The Endurance Race Series returns to Beaver Creek for its eighth year with not only a half marathon but also a 10k and a 5k. The courses are run on both single track and dirt road trails with a total elevation gain of 2,400 feet for the half marathon, 1,200 feet of elevation gain for the 10k, and 600 feet of elevation gain for the 5k.

Please note that this is a cupless event, meaning they will have aid stations available on course, but no cups will be handed out. Runners will be allowed to fill up their water bottles or packs. The folks from Endurance Racing Series will also be selling ERS reusable cups that are easy to carry during any race or training. They will be available onsite that morning for purchase as well.

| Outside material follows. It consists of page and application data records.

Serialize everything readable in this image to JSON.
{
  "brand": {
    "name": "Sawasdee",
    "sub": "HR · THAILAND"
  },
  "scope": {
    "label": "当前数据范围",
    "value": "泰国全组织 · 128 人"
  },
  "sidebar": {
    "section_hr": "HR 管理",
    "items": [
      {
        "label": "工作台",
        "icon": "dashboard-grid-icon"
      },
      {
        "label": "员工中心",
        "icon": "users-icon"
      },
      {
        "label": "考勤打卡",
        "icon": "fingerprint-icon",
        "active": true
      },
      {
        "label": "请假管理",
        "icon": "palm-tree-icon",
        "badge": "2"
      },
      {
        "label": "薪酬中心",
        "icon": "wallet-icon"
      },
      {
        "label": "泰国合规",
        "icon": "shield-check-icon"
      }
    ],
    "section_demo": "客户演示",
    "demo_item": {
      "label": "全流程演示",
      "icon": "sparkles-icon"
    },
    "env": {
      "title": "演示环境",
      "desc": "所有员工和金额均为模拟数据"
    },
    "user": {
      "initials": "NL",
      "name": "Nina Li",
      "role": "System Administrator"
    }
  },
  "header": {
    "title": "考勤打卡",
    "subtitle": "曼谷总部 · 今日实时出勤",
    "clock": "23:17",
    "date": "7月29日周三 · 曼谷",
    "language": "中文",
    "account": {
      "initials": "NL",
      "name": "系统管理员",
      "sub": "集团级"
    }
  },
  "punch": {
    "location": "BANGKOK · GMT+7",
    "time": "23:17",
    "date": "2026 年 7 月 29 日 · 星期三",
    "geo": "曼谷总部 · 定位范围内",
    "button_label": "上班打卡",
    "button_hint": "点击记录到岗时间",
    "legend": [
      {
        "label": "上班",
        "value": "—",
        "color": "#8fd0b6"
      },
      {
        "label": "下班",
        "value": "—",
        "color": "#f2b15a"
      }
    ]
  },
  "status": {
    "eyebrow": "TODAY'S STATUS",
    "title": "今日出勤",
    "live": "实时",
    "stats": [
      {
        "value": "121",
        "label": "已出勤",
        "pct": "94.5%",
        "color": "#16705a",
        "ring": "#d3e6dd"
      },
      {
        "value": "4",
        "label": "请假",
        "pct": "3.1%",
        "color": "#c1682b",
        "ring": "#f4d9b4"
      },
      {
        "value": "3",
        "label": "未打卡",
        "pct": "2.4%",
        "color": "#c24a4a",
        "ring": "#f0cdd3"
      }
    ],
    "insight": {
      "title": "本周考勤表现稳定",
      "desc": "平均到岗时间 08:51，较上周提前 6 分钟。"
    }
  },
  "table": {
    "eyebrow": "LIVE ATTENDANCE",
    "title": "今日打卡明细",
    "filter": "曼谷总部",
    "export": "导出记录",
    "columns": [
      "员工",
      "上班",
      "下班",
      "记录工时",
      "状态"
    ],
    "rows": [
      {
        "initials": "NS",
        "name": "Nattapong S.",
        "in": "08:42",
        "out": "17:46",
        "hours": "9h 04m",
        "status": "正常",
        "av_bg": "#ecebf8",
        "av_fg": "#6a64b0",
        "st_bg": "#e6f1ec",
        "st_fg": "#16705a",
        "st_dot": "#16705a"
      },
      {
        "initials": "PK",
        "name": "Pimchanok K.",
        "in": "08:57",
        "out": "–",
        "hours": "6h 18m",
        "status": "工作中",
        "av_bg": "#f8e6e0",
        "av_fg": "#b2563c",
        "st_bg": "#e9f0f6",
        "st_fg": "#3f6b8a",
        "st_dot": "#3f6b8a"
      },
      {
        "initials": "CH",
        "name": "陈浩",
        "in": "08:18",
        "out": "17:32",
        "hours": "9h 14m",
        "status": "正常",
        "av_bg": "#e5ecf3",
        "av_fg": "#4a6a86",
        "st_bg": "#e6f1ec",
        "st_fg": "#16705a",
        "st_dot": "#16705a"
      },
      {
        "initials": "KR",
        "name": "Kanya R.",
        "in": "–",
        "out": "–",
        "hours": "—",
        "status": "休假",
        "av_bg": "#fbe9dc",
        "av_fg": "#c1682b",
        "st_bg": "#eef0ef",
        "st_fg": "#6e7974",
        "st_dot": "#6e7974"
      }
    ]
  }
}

Endurance Race Series at Beaver Creek

  • Registration – 6 a.m.
  • Half marathon – 7:30 a.m.
  • 10k – 8 a.m.
  • 5k – 8:30 a.m.
  • All races start and finish at Creekside Park
  • For more information: www.enduranceraceseries.com

 “Frozen Jr.” Musical at the Vilar

For most kids, summer means lazy days in the sun, family vacations and summer camps but for the 60 students that are a part of the Vail Performing Arts Academy (VPAA), summer also means long hours dedicated to learning the lines and dance moves for Disney’s “Frozen Jr.”

The VPAA is one of the first theatre companies in the world to be granted the rights to the performance, making this production, which is based on the 2018 Broadway musical, extra special.

Sing along with Elsa, Anna and the rest of the characters from the magical land of Arendelle when “Frozen Jr.” takes the stage at the Vilar Performing Arts Center on Sunday and Monday. “We invite the little ones (and big ones) in the audience to stand and sing along with our cast to “Let It Go!” in a rousing, jubilant finale,” said  VPAA executive producer, Annah Scully, in a press release.

“With a cast of beloved characters and loaded with magic, adventure, and plenty of humor, “Frozen Jr.” is sure to enchant and delight audiences of all ages,” Scully said.

“Frozen Jr.” will be performed at Vilar Performing Arts Center in Beaver Creek on Sunday, August 4 at 2:30 and 6:30 p.m. and on Monday, August 5 at 6:30 p.m. Tickets are $10 for reserved seating. Visit vilarpac.org or call 970-845-8497.